Dataset content:
+--

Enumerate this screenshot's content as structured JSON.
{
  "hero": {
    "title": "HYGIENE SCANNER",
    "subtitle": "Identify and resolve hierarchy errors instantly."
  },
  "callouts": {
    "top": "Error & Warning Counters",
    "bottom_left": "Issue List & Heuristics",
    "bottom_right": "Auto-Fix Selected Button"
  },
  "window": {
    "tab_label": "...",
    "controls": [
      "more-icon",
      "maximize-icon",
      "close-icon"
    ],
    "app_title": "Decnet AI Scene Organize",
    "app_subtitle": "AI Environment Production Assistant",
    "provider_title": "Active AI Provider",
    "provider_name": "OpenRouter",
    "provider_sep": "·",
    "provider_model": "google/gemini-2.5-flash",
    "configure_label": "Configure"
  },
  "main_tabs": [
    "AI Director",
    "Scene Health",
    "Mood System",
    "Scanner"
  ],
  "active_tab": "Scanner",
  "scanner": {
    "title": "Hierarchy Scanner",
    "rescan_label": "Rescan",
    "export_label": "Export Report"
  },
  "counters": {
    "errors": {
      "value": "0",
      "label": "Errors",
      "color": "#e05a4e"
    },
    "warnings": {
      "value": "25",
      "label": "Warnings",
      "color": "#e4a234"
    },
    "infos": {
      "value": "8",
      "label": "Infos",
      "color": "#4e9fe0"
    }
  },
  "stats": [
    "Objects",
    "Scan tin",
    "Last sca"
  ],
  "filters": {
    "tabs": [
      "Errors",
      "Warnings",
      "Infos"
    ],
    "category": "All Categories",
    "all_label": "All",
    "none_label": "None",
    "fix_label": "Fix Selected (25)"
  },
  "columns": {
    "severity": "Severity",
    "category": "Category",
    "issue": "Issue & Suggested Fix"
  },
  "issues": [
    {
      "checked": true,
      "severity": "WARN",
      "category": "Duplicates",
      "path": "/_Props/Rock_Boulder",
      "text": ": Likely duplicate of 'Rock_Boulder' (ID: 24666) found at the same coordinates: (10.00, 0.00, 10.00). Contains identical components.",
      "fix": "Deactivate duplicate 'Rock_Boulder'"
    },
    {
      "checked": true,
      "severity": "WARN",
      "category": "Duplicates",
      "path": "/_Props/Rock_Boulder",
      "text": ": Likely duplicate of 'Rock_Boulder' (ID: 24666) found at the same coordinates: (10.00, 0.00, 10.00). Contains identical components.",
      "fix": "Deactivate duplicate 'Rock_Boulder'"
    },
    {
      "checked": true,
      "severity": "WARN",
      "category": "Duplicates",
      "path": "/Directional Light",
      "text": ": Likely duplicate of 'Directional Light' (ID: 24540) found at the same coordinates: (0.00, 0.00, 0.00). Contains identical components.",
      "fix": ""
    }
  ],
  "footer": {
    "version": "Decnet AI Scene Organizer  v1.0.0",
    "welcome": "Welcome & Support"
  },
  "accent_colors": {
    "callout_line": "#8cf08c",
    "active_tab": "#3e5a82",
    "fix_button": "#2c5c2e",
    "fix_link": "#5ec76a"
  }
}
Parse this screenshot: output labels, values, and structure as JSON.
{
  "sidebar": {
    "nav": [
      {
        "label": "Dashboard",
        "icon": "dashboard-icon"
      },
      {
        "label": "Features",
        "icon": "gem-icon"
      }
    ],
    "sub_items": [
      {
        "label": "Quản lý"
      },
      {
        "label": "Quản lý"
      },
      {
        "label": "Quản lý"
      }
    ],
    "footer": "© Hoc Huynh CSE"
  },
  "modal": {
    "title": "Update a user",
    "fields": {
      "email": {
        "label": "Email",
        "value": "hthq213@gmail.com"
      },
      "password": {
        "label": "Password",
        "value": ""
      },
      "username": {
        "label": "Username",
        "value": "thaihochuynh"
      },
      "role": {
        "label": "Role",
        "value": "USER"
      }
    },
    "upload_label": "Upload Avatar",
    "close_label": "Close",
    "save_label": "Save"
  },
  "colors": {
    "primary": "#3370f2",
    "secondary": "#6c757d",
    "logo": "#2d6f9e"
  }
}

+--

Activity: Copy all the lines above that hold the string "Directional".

Problem solution:
      "path": "/Directional Light",
      "text": ": Likely duplicate of 'Directional Light' (ID: 24540) found at the same coordinates: (0.00, 0.00, 0.00). Contains identical components.",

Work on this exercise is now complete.